- **What you will do**: Only lines holding "address" are needed; copy each of them from the data below.

BEGIN

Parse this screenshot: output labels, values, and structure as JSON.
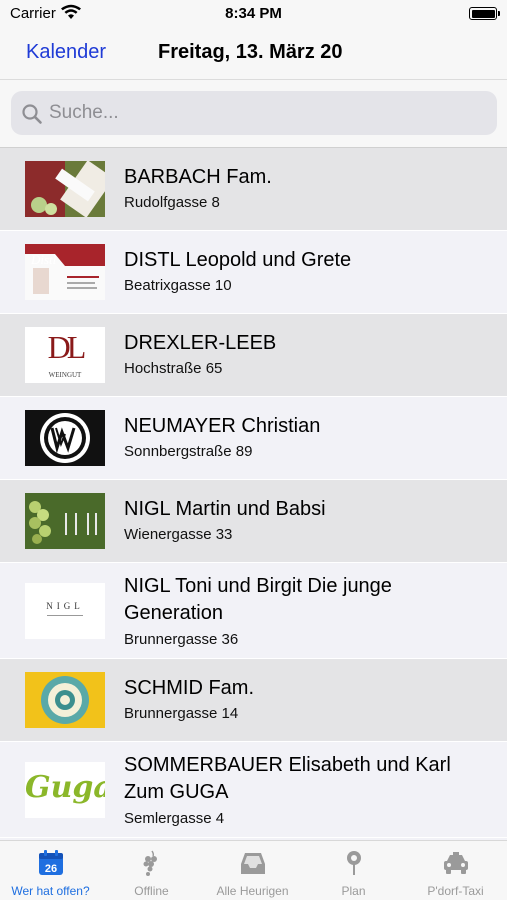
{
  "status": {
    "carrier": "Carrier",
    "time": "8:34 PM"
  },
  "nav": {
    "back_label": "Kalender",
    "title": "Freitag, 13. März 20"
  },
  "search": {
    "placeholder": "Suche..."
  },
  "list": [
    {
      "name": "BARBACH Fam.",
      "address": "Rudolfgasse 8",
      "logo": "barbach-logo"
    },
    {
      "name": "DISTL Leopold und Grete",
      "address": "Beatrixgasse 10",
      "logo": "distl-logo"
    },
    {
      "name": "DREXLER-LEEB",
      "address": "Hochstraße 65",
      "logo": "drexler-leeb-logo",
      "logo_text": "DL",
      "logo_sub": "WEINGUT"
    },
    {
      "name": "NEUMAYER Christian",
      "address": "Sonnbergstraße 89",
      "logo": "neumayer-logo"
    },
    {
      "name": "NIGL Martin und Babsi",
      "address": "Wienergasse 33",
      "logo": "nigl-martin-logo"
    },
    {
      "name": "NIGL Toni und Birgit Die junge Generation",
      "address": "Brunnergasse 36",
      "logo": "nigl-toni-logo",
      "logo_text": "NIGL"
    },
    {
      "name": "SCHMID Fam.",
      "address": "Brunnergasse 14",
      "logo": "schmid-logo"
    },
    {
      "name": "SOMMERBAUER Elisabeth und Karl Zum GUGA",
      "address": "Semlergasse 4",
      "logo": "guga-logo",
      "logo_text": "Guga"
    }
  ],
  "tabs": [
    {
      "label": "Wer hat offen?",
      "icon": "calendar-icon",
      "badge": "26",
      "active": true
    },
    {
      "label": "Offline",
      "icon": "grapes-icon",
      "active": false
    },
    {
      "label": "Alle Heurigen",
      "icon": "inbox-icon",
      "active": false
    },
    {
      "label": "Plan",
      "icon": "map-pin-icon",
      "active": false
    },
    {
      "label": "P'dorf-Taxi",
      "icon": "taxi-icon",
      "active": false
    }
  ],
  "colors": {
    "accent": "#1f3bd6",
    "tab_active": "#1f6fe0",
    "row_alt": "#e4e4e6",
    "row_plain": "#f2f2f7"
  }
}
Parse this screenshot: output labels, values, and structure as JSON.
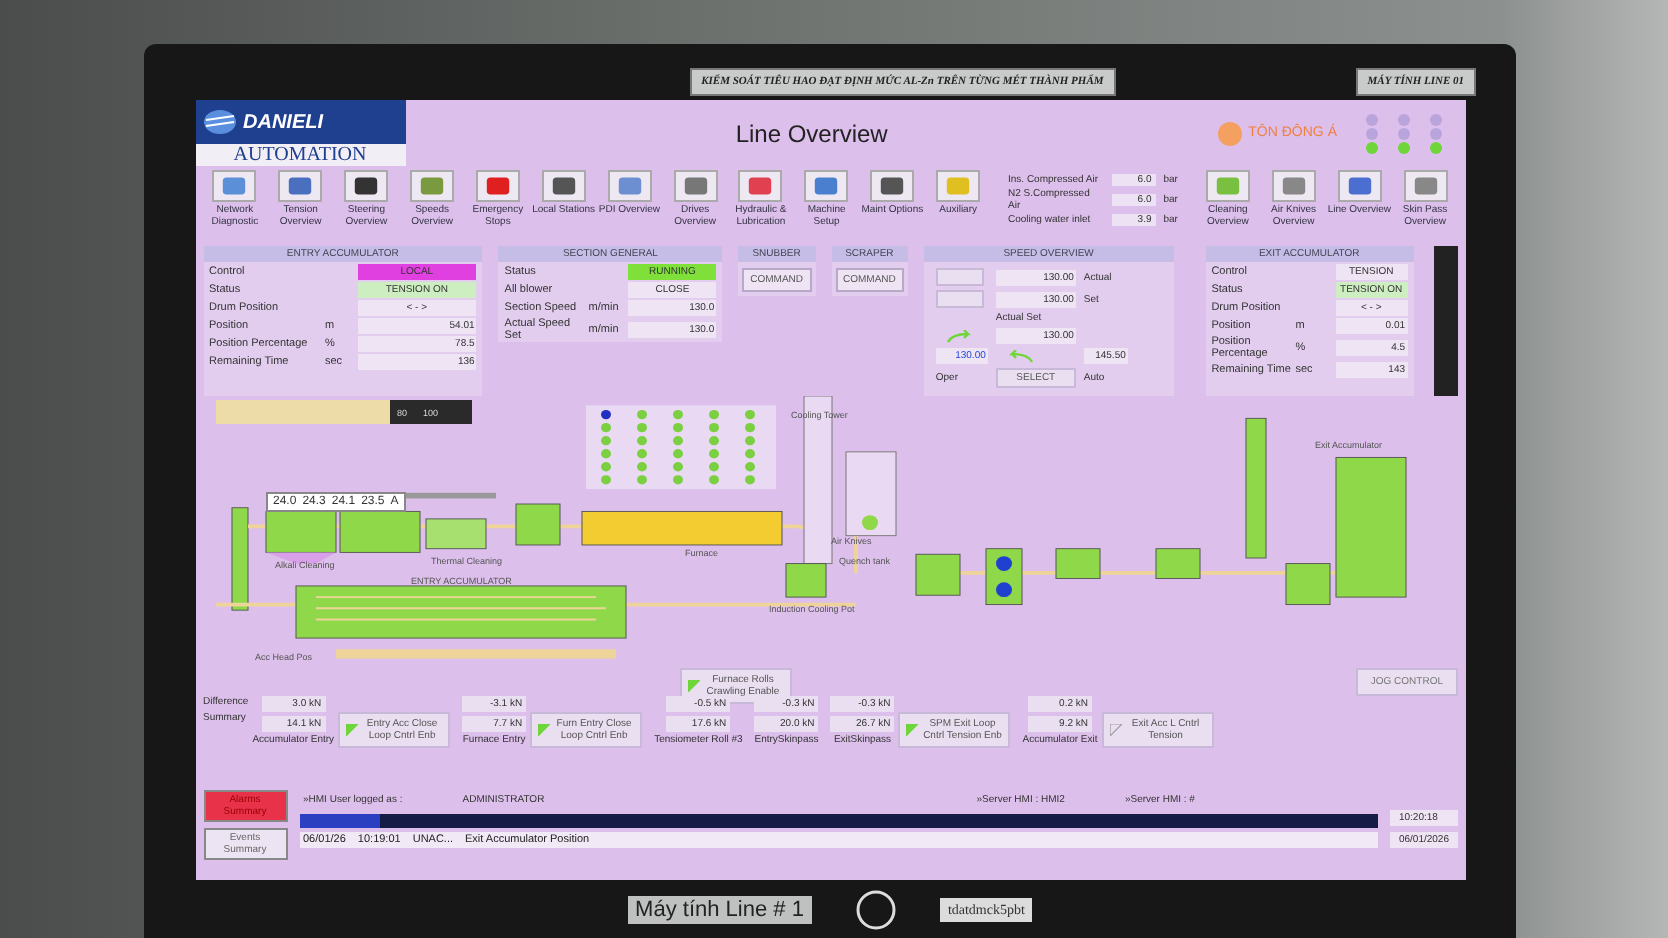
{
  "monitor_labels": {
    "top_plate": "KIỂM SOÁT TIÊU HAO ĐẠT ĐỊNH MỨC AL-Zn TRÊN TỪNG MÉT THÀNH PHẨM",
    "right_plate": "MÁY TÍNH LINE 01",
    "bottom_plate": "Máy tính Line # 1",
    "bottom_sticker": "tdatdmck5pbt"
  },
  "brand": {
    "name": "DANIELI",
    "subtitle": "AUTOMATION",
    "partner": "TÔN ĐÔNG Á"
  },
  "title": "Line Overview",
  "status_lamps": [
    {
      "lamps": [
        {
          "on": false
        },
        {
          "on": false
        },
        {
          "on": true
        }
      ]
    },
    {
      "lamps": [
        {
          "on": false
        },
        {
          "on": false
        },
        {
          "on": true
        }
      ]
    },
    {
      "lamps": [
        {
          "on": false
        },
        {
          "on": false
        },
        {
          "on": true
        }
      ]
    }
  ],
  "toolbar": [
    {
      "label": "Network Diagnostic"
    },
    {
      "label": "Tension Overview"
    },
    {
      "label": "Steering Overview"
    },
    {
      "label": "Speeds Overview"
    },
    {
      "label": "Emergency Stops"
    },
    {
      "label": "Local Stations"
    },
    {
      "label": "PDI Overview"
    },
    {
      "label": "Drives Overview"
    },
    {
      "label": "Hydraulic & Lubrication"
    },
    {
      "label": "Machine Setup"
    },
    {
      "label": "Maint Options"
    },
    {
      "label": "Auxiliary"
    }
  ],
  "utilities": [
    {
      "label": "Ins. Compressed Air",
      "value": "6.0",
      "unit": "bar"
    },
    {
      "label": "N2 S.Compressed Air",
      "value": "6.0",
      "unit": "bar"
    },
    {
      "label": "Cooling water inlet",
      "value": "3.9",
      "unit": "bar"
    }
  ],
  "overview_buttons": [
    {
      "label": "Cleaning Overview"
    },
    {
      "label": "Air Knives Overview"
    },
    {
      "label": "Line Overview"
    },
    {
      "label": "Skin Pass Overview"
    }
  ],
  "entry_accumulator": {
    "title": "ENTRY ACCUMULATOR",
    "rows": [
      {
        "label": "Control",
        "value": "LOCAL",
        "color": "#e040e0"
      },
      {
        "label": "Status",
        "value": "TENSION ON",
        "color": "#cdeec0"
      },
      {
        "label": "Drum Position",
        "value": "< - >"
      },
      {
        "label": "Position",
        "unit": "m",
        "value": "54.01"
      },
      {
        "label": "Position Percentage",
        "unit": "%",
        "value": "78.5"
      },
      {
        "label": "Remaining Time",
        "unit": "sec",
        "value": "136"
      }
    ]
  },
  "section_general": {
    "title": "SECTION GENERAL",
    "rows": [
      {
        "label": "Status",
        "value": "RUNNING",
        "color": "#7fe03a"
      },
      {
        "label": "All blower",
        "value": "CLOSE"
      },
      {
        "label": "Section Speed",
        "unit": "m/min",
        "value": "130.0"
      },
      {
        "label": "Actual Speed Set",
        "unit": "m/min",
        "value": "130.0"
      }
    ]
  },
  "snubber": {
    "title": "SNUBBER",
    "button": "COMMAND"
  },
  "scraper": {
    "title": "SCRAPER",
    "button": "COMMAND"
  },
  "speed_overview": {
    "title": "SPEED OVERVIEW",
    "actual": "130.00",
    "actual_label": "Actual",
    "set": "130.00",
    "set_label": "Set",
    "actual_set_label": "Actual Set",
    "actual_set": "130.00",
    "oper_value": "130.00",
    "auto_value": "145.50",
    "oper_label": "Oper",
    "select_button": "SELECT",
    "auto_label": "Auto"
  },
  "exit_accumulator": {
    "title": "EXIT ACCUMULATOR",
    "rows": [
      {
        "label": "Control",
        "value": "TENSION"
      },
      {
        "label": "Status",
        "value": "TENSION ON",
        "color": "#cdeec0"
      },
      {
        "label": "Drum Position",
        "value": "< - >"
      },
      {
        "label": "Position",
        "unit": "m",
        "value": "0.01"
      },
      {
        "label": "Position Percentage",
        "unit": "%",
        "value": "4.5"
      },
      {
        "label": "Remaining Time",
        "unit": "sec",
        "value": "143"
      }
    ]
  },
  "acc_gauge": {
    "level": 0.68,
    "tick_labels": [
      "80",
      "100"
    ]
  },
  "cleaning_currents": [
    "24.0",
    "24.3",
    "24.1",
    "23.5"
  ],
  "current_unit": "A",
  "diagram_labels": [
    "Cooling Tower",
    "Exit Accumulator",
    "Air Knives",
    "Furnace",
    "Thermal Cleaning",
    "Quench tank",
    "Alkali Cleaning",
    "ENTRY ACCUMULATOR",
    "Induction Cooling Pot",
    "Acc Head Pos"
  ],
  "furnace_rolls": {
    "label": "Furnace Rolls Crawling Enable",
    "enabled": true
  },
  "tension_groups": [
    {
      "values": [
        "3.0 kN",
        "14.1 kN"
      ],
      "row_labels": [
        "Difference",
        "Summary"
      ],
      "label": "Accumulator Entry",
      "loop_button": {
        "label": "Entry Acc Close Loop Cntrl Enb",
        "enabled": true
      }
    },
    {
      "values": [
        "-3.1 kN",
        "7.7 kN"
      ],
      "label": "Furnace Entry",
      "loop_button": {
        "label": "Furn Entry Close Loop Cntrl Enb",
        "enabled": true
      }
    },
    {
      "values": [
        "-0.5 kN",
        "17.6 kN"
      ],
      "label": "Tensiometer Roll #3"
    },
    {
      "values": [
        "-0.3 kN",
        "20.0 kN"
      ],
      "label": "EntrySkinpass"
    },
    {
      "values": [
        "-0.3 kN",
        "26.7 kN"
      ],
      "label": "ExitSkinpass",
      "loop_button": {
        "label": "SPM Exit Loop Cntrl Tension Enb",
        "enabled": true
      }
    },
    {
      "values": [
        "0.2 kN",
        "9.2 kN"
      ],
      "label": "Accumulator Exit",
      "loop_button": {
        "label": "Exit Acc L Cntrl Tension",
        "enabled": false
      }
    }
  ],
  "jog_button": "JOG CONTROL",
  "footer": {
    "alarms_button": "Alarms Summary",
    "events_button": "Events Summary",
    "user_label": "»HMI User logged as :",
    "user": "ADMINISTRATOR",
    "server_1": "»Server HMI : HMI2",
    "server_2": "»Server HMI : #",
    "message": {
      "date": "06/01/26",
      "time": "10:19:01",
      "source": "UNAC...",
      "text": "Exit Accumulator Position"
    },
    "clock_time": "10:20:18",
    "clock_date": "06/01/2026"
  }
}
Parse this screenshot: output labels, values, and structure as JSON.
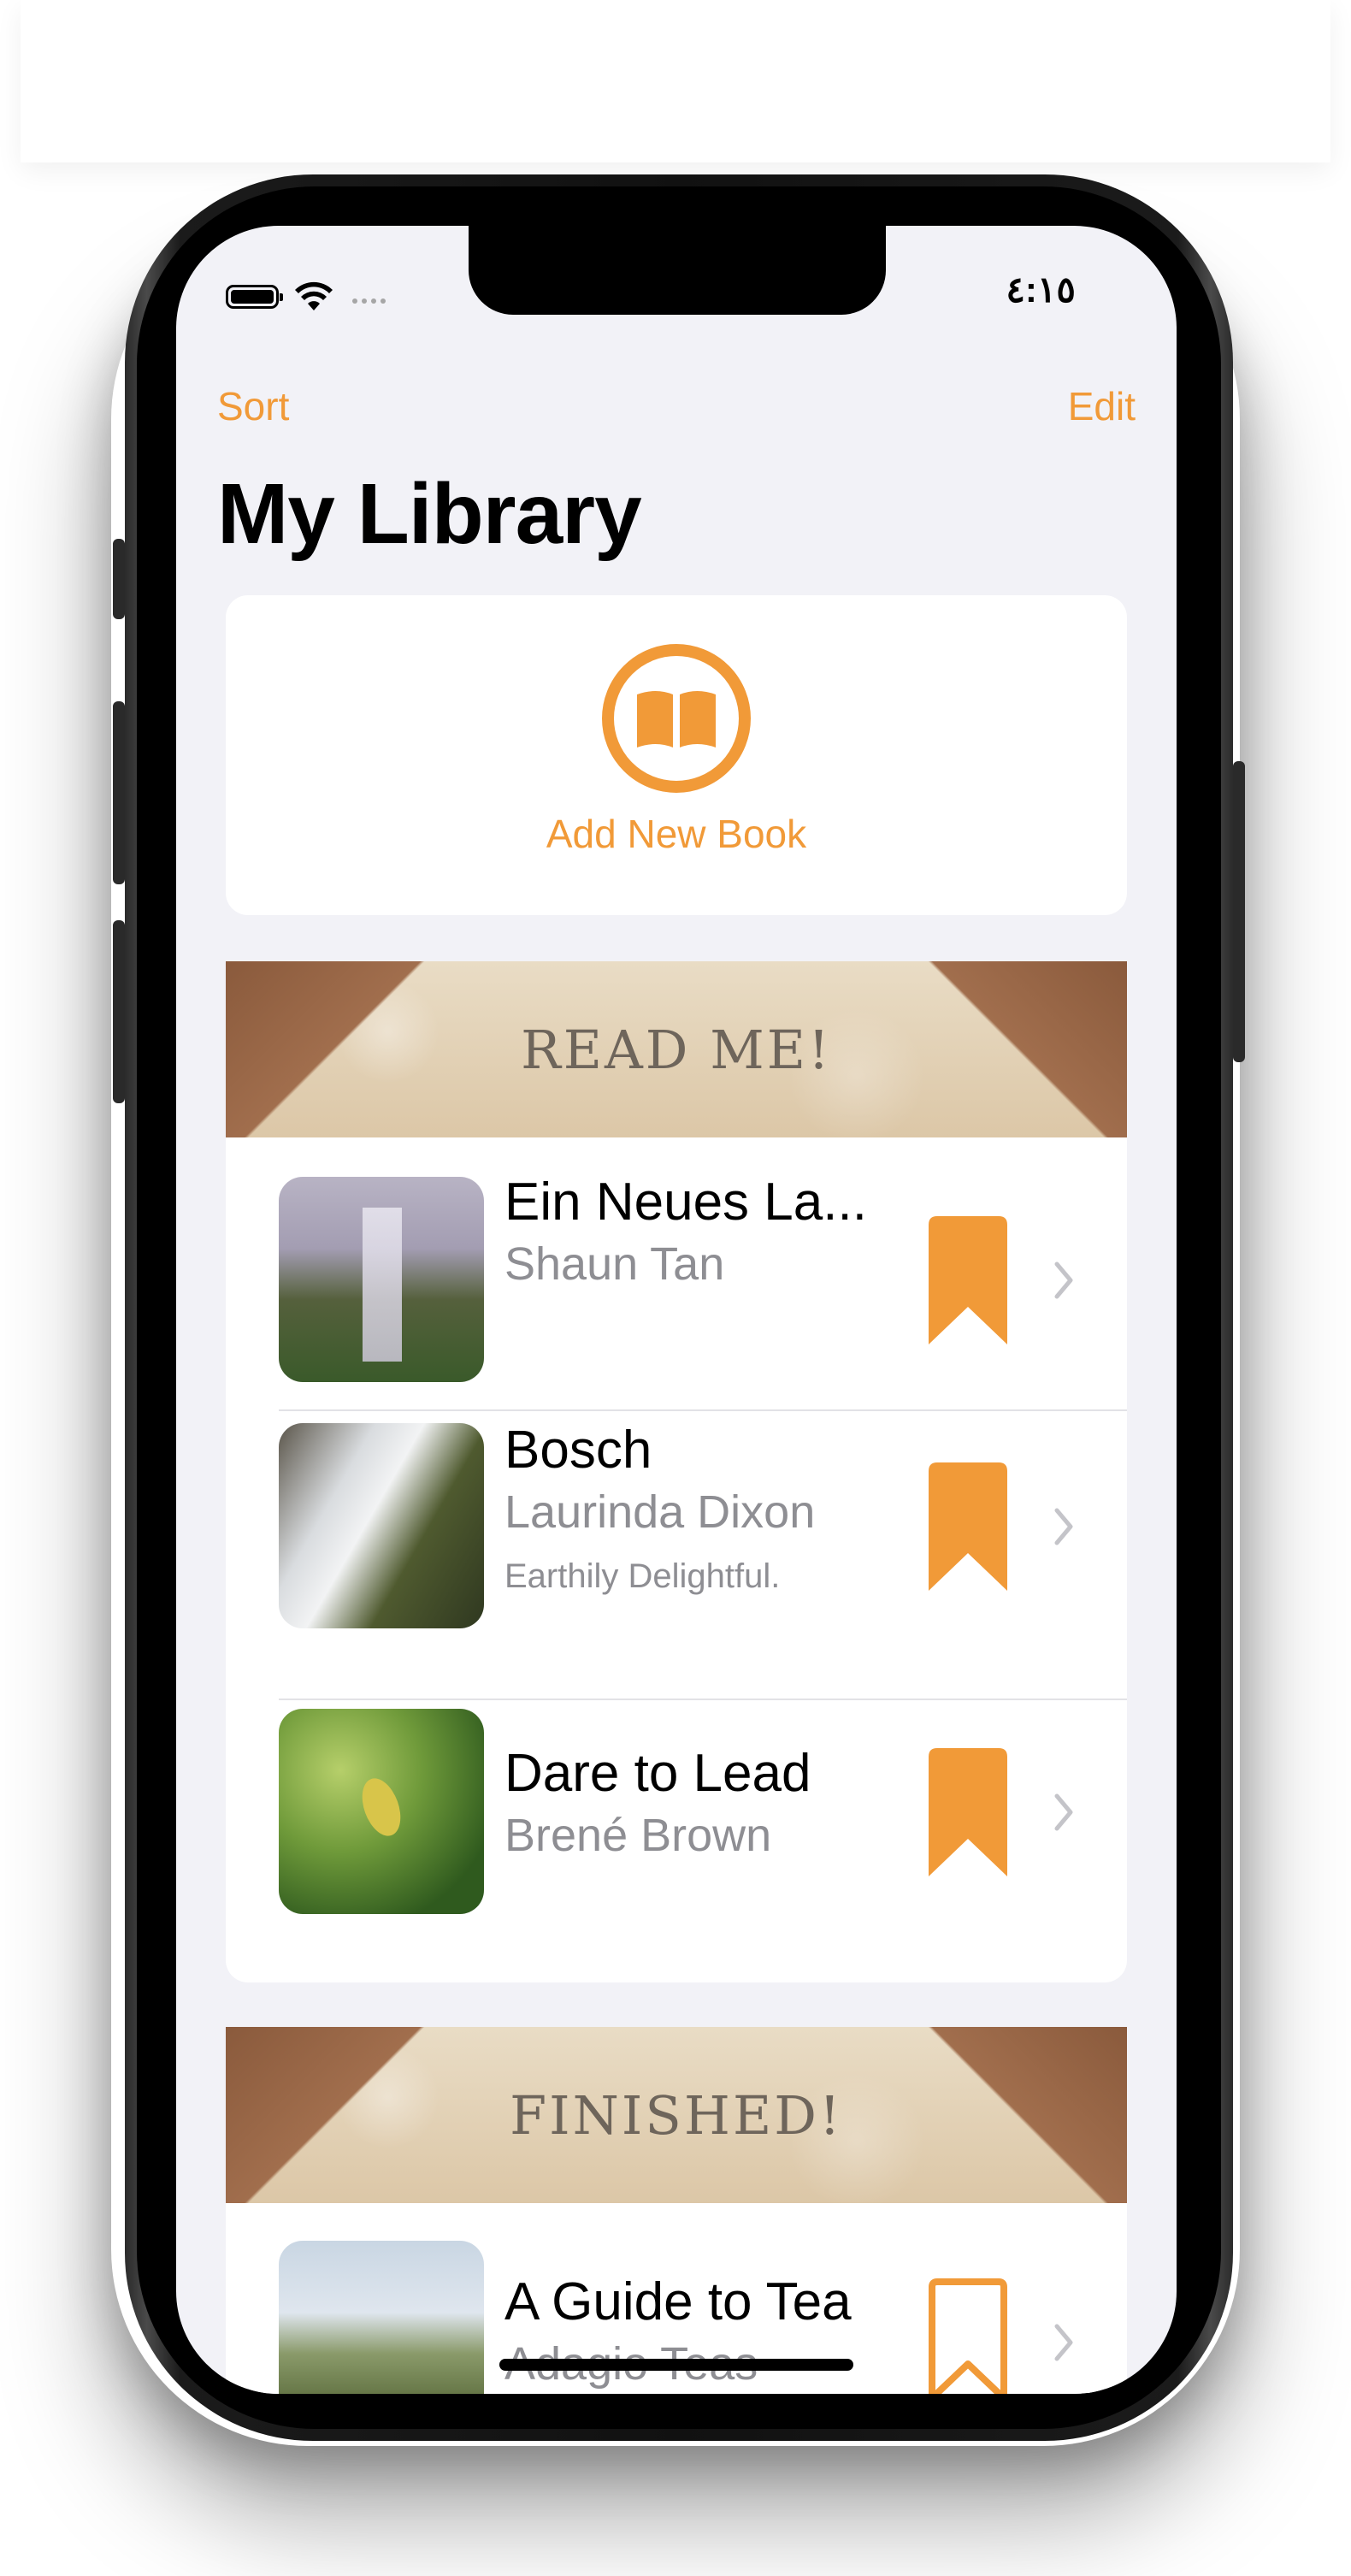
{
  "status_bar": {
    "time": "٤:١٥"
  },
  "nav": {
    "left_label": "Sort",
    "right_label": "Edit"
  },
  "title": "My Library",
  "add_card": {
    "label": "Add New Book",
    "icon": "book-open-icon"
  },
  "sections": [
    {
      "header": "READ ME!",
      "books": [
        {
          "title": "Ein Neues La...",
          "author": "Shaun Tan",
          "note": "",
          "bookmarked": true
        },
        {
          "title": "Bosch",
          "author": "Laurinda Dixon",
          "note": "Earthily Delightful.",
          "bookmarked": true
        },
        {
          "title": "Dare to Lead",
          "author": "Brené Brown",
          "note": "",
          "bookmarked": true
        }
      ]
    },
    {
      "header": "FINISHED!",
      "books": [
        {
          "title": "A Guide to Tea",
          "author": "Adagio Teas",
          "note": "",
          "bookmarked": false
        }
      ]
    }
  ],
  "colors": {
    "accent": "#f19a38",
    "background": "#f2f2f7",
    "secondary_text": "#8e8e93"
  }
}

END

- **Solution to this exercise**:
      "address": "Rudolfgasse 8",
      "address": "Beatrixgasse 10",
      "address": "Hochstraße 65",
      "address": "Sonnbergstraße 89",
      "address": "Wienergasse 33",
      "address": "Brunnergasse 36",
      "address": "Brunnergasse 14",
      "address": "Semlergasse 4",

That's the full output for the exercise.